◆ **Instructions to follow**:
Set down every entry exactly as it was written.
===== Records provided
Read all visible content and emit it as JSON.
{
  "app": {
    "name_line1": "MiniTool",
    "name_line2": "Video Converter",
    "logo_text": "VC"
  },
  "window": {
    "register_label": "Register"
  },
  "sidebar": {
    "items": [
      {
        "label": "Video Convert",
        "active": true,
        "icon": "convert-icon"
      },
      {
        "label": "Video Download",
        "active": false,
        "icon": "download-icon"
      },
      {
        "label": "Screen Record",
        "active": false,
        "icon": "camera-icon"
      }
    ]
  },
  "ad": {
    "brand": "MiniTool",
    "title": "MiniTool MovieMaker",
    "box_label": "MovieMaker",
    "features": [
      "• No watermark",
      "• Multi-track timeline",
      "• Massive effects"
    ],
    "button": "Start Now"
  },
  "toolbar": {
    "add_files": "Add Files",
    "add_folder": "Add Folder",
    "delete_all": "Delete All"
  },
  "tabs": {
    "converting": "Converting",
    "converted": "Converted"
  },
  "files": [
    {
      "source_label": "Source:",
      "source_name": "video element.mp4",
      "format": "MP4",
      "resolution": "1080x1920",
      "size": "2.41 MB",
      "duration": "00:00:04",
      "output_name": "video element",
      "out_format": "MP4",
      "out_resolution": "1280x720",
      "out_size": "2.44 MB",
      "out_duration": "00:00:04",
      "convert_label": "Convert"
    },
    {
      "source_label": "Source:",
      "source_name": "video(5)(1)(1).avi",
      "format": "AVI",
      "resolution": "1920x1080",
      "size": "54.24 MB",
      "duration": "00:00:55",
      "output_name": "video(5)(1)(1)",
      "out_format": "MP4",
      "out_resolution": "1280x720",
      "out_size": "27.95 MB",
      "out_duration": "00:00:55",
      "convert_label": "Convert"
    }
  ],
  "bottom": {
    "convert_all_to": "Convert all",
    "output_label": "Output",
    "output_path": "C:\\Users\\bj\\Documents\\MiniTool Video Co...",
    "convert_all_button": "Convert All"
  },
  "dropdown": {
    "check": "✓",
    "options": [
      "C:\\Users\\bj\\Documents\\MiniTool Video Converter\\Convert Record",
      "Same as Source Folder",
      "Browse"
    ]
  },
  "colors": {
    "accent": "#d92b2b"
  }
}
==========
◆ **Answer for the task**:
Read all visible content and emit it as JSON.
{
  "app": {
    "name_line1": "MiniTool",
    "name_line2": "Video Converter",
    "logo_text": "VC"
  },
  "window": {
    "register_label": "Register"
  },
  "sidebar": {
    "items": [
      {
        "label": "Video Convert",
        "active": true,
        "icon": "convert-icon"
      },
      {
        "label": "Video Download",
        "active": false,
        "icon": "download-icon"
      },
      {
        "label": "Screen Record",
        "active": false,
        "icon": "camera-icon"
      }
    ]
  },
  "ad": {
    "brand": "MiniTool",
    "title": "MiniTool MovieMaker",
    "box_label": "MovieMaker",
    "features": [
      "• No watermark",
      "• Multi-track timeline",
      "• Massive effects"
    ],
    "button": "Start Now"
  },
  "toolbar": {
    "add_files": "Add Files",
    "add_folder": "Add Folder",
    "delete_all": "Delete All"
  },
  "tabs": {
    "converting": "Converting",
    "converted": "Converted"
  },
  "files": [
    {
      "source_label": "Source:",
      "source_name": "video element.mp4",
      "format": "MP4",
      "resolution": "1080x1920",
      "size": "2.41 MB",
      "duration": "00:00:04",
      "output_name": "video element",
      "out_format": "MP4",
      "out_resolution": "1280x720",
      "out_size": "2.44 MB",
      "out_duration": "00:00:04",
      "convert_label": "Convert"
    },
    {
      "source_label": "Source:",
      "source_name": "video(5)(1)(1).avi",
      "format": "AVI",
      "resolution": "1920x1080",
      "size": "54.24 MB",
      "duration": "00:00:55",
      "output_name": "video(5)(1)(1)",
      "out_format": "MP4",
      "out_resolution": "1280x720",
      "out_size": "27.95 MB",
      "out_duration": "00:00:55",
      "convert_label": "Convert"
    }
  ],
  "bottom": {
    "convert_all_to": "Convert all",
    "output_label": "Output",
    "output_path": "C:\\Users\\bj\\Documents\\MiniTool Video Co...",
    "convert_all_button": "Convert All"
  },
  "dropdown": {
    "check": "✓",
    "options": [
      "C:\\Users\\bj\\Documents\\MiniTool Video Converter\\Convert Record",
      "Same as Source Folder",
      "Browse"
    ]
  },
  "colors": {
    "accent": "#d92b2b"
  }
}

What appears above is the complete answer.